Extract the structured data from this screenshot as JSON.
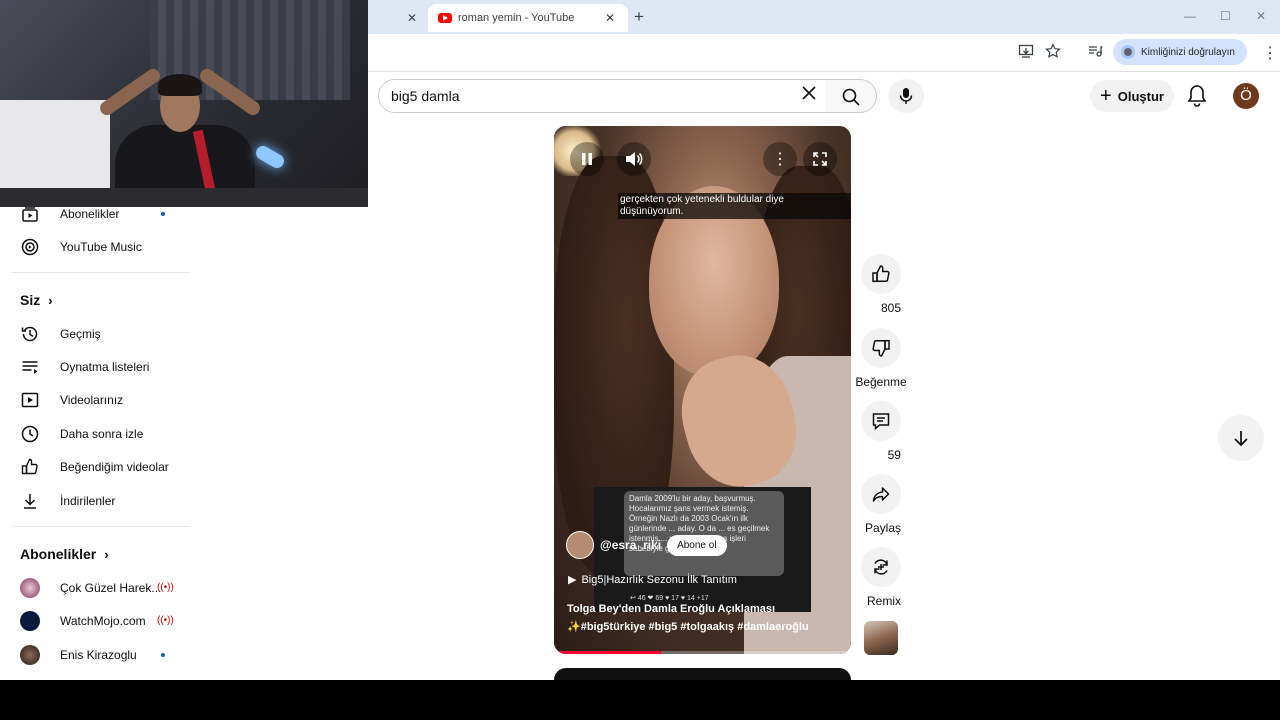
{
  "browser": {
    "tabs": [
      {
        "label": ""
      },
      {
        "label": "roman yemin - YouTube"
      }
    ],
    "new_tab": "+",
    "verify_label": "Kimliğinizi doğrulayın"
  },
  "header": {
    "search_value": "big5 damla",
    "create_label": "Oluştur",
    "avatar_letter": "Ö"
  },
  "sidebar": {
    "top_items": [
      {
        "label": "Abonelikler",
        "icon": "subscriptions-icon"
      },
      {
        "label": "YouTube Music",
        "icon": "youtube-music-icon"
      }
    ],
    "you_heading": "Siz",
    "you_items": [
      {
        "label": "Geçmiş",
        "icon": "history-icon"
      },
      {
        "label": "Oynatma listeleri",
        "icon": "playlists-icon"
      },
      {
        "label": "Videolarınız",
        "icon": "your-videos-icon"
      },
      {
        "label": "Daha sonra izle",
        "icon": "watch-later-icon"
      },
      {
        "label": "Beğendiğim videolar",
        "icon": "liked-videos-icon"
      },
      {
        "label": "İndirilenler",
        "icon": "downloads-icon"
      }
    ],
    "subs_heading": "Abonelikler",
    "subscriptions": [
      {
        "label": "Çok Güzel Harek...",
        "status": "live"
      },
      {
        "label": "WatchMojo.com",
        "status": "live"
      },
      {
        "label": "Enis Kirazoglu",
        "status": "new"
      }
    ]
  },
  "short": {
    "caption": "gerçekten çok yetenekli buldular diye düşünüyorum.",
    "inner_text": "Damla 2009'lu bir aday, başvurmuş. Hocalarımız şans vermek istemiş. Örneğin Nazlı da 2003 Ocak'ın ilk günlerinde ... aday. O da ... es geçilmek istenmiş ... yıl girecekti ama işleri sebebiyle giremeşti. Bu ...",
    "inner_reactions": "↩ 46   ❤ 69   ♥ 17   ♥ 14   +17",
    "channel": "@esra_riki",
    "subscribe_label": "Abone ol",
    "playlist": "Big5|Hazırlık Sezonu İlk Tanıtım",
    "title": "Tolga Bey'den Damla Eroğlu Açıklaması",
    "tags": "✨#big5türkiye #big5 #tolgaakış #damlaeroğlu",
    "progress": 0.36
  },
  "actions": {
    "like_count": "805",
    "dislike_label": "Beğenme",
    "comment_count": "59",
    "share_label": "Paylaş",
    "remix_label": "Remix"
  }
}
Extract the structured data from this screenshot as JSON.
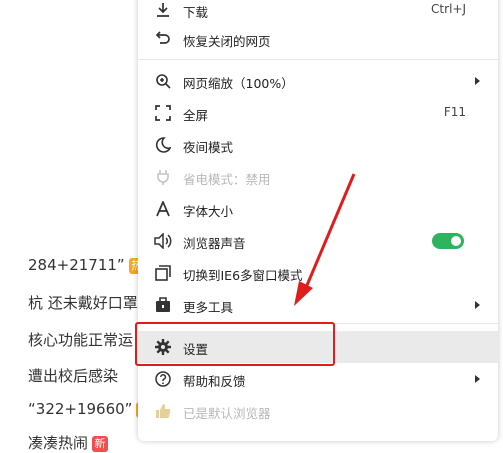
{
  "background": {
    "lines": [
      {
        "text": "284+21711”",
        "badge": "热",
        "badge_color": "#f5a623"
      },
      {
        "text": "杭 还未戴好口罩",
        "badge": "",
        "badge_color": ""
      },
      {
        "text": "核心功能正常运",
        "badge": "",
        "badge_color": ""
      },
      {
        "text": "遭出校后感染",
        "badge": "",
        "badge_color": ""
      },
      {
        "text": "“322+19660”",
        "badge": "热",
        "badge_color": "#f5a623"
      },
      {
        "text": "凑凑热闹",
        "badge": "新",
        "badge_color": "#ef4f4f"
      }
    ]
  },
  "menu": {
    "items": [
      {
        "label": "下载",
        "shortcut": "Ctrl+J",
        "icon": "download-icon"
      },
      {
        "label": "恢复关闭的网页",
        "shortcut": "",
        "icon": "undo-icon"
      },
      {
        "label": "网页缩放（100%）",
        "shortcut": "",
        "icon": "zoom-icon"
      },
      {
        "label": "全屏",
        "shortcut": "F11",
        "icon": "fullscreen-icon"
      },
      {
        "label": "夜间模式",
        "shortcut": "",
        "icon": "moon-icon"
      },
      {
        "label": "省电模式：禁用",
        "shortcut": "",
        "icon": "plug-icon"
      },
      {
        "label": "字体大小",
        "shortcut": "",
        "icon": "font-icon"
      },
      {
        "label": "浏览器声音",
        "shortcut": "",
        "icon": "speaker-icon",
        "toggle_on": true
      },
      {
        "label": "切换到IE6多窗口模式",
        "shortcut": "",
        "icon": "windows-icon"
      },
      {
        "label": "更多工具",
        "shortcut": "",
        "icon": "toolbox-icon"
      },
      {
        "label": "设置",
        "shortcut": "",
        "icon": "gear-icon"
      },
      {
        "label": "帮助和反馈",
        "shortcut": "",
        "icon": "help-icon"
      },
      {
        "label": "已是默认浏览器",
        "shortcut": "",
        "icon": "thumbs-up-icon"
      }
    ]
  },
  "colors": {
    "accent_red": "#e01d1d",
    "toggle_green": "#2cb45e",
    "hot_badge": "#f5a623"
  }
}
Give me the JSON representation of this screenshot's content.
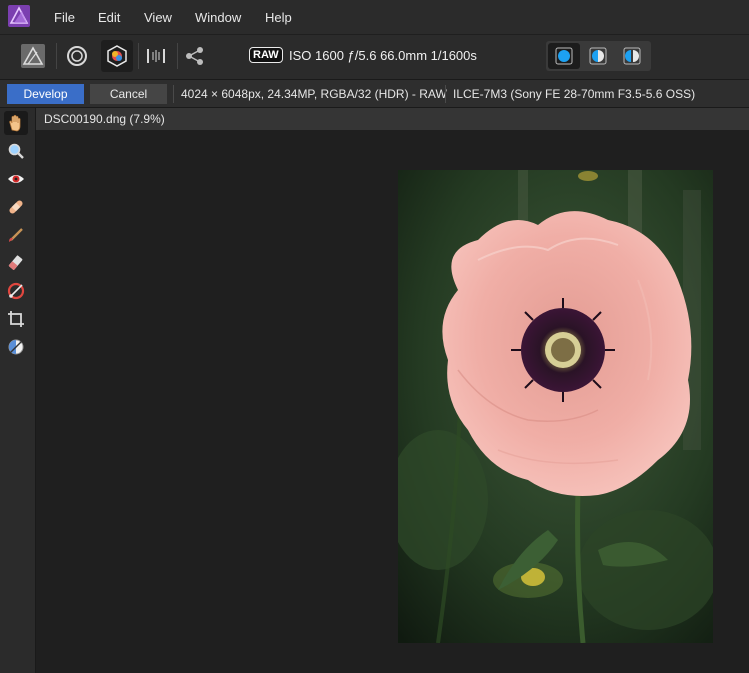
{
  "app": {
    "logo_icon": "affinity-photo-logo-icon",
    "accent": "#3a6ec8"
  },
  "menu": [
    "File",
    "Edit",
    "View",
    "Window",
    "Help"
  ],
  "toolbar": {
    "raw_badge": "RAW",
    "exif": "ISO 1600 ƒ/5.6 66.0mm 1/1600s",
    "buttons": [
      "persona-photo-icon",
      "persona-liquify-icon",
      "persona-develop-icon",
      "persona-tonemap-icon",
      "persona-export-icon"
    ],
    "view_modes": [
      "single-view-icon",
      "split-view-icon",
      "mirror-view-icon"
    ]
  },
  "context": {
    "develop_label": "Develop",
    "cancel_label": "Cancel",
    "image_info": "4024 × 6048px, 24.34MP, RGBA/32 (HDR) - RAW",
    "camera_info": "ILCE-7M3 (Sony FE 28-70mm F3.5-5.6 OSS)"
  },
  "tools": [
    "view-tool-icon",
    "zoom-tool-icon",
    "red-eye-tool-icon",
    "blemish-removal-tool-icon",
    "overlay-paint-tool-icon",
    "overlay-erase-tool-icon",
    "overlay-gradient-tool-icon",
    "crop-tool-icon",
    "white-balance-tool-icon"
  ],
  "document": {
    "tab_title": "DSC00190.dng (7.9%)"
  }
}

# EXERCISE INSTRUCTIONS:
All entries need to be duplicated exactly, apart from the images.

# OUTPUT:
Extract the structured data from this screenshot as JSON.
{
  "browser": {
    "tabs": [
      {
        "label": ""
      },
      {
        "label": "roman yemin - YouTube"
      }
    ],
    "new_tab": "+",
    "verify_label": "Kimliğinizi doğrulayın"
  },
  "header": {
    "search_value": "big5 damla",
    "create_label": "Oluştur",
    "avatar_letter": "Ö"
  },
  "sidebar": {
    "top_items": [
      {
        "label": "Abonelikler",
        "icon": "subscriptions-icon"
      },
      {
        "label": "YouTube Music",
        "icon": "youtube-music-icon"
      }
    ],
    "you_heading": "Siz",
    "you_items": [
      {
        "label": "Geçmiş",
        "icon": "history-icon"
      },
      {
        "label": "Oynatma listeleri",
        "icon": "playlists-icon"
      },
      {
        "label": "Videolarınız",
        "icon": "your-videos-icon"
      },
      {
        "label": "Daha sonra izle",
        "icon": "watch-later-icon"
      },
      {
        "label": "Beğendiğim videolar",
        "icon": "liked-videos-icon"
      },
      {
        "label": "İndirilenler",
        "icon": "downloads-icon"
      }
    ],
    "subs_heading": "Abonelikler",
    "subscriptions": [
      {
        "label": "Çok Güzel Harek...",
        "status": "live"
      },
      {
        "label": "WatchMojo.com",
        "status": "live"
      },
      {
        "label": "Enis Kirazoglu",
        "status": "new"
      }
    ]
  },
  "short": {
    "caption": "gerçekten çok yetenekli buldular diye düşünüyorum.",
    "inner_text": "Damla 2009'lu bir aday, başvurmuş. Hocalarımız şans vermek istemiş. Örneğin Nazlı da 2003 Ocak'ın ilk günlerinde ... aday. O da ... es geçilmek istenmiş ... yıl girecekti ama işleri sebebiyle giremeşti. Bu ...",
    "inner_reactions": "↩ 46   ❤ 69   ♥ 17   ♥ 14   +17",
    "channel": "@esra_riki",
    "subscribe_label": "Abone ol",
    "playlist": "Big5|Hazırlık Sezonu İlk Tanıtım",
    "title": "Tolga Bey'den Damla Eroğlu Açıklaması",
    "tags": "✨#big5türkiye #big5 #tolgaakış #damlaeroğlu",
    "progress": 0.36
  },
  "actions": {
    "like_count": "805",
    "dislike_label": "Beğenme",
    "comment_count": "59",
    "share_label": "Paylaş",
    "remix_label": "Remix"
  }
}
Extract the structured data from this screenshot as JSON.
{
  "background": {
    "lines": [
      {
        "text": "284+21711”",
        "badge": "热",
        "badge_color": "#f5a623"
      },
      {
        "text": "杭 还未戴好口罩",
        "badge": "",
        "badge_color": ""
      },
      {
        "text": "核心功能正常运",
        "badge": "",
        "badge_color": ""
      },
      {
        "text": "遭出校后感染",
        "badge": "",
        "badge_color": ""
      },
      {
        "text": "“322+19660”",
        "badge": "热",
        "badge_color": "#f5a623"
      },
      {
        "text": "凑凑热闹",
        "badge": "新",
        "badge_color": "#ef4f4f"
      }
    ]
  },
  "menu": {
    "items": [
      {
        "label": "下载",
        "shortcut": "Ctrl+J",
        "icon": "download-icon"
      },
      {
        "label": "恢复关闭的网页",
        "shortcut": "",
        "icon": "undo-icon"
      },
      {
        "label": "网页缩放（100%）",
        "shortcut": "",
        "icon": "zoom-icon"
      },
      {
        "label": "全屏",
        "shortcut": "F11",
        "icon": "fullscreen-icon"
      },
      {
        "label": "夜间模式",
        "shortcut": "",
        "icon": "moon-icon"
      },
      {
        "label": "省电模式：禁用",
        "shortcut": "",
        "icon": "plug-icon"
      },
      {
        "label": "字体大小",
        "shortcut": "",
        "icon": "font-icon"
      },
      {
        "label": "浏览器声音",
        "shortcut": "",
        "icon": "speaker-icon",
        "toggle_on": true
      },
      {
        "label": "切换到IE6多窗口模式",
        "shortcut": "",
        "icon": "windows-icon"
      },
      {
        "label": "更多工具",
        "shortcut": "",
        "icon": "toolbox-icon"
      },
      {
        "label": "设置",
        "shortcut": "",
        "icon": "gear-icon"
      },
      {
        "label": "帮助和反馈",
        "shortcut": "",
        "icon": "help-icon"
      },
      {
        "label": "已是默认浏览器",
        "shortcut": "",
        "icon": "thumbs-up-icon"
      }
    ]
  },
  "colors": {
    "accent_red": "#e01d1d",
    "toggle_green": "#2cb45e",
    "hot_badge": "#f5a623"
  }
}
Give me the JSON representation of this screenshot's content.
{
  "app": {
    "logo_icon": "affinity-photo-logo-icon",
    "accent": "#3a6ec8"
  },
  "menu": [
    "File",
    "Edit",
    "View",
    "Window",
    "Help"
  ],
  "toolbar": {
    "raw_badge": "RAW",
    "exif": "ISO 1600 ƒ/5.6 66.0mm 1/1600s",
    "buttons": [
      "persona-photo-icon",
      "persona-liquify-icon",
      "persona-develop-icon",
      "persona-tonemap-icon",
      "persona-export-icon"
    ],
    "view_modes": [
      "single-view-icon",
      "split-view-icon",
      "mirror-view-icon"
    ]
  },
  "context": {
    "develop_label": "Develop",
    "cancel_label": "Cancel",
    "image_info": "4024 × 6048px, 24.34MP, RGBA/32 (HDR) - RAW",
    "camera_info": "ILCE-7M3 (Sony FE 28-70mm F3.5-5.6 OSS)"
  },
  "tools": [
    "view-tool-icon",
    "zoom-tool-icon",
    "red-eye-tool-icon",
    "blemish-removal-tool-icon",
    "overlay-paint-tool-icon",
    "overlay-erase-tool-icon",
    "overlay-gradient-tool-icon",
    "crop-tool-icon",
    "white-balance-tool-icon"
  ],
  "document": {
    "tab_title": "DSC00190.dng (7.9%)"
  }
}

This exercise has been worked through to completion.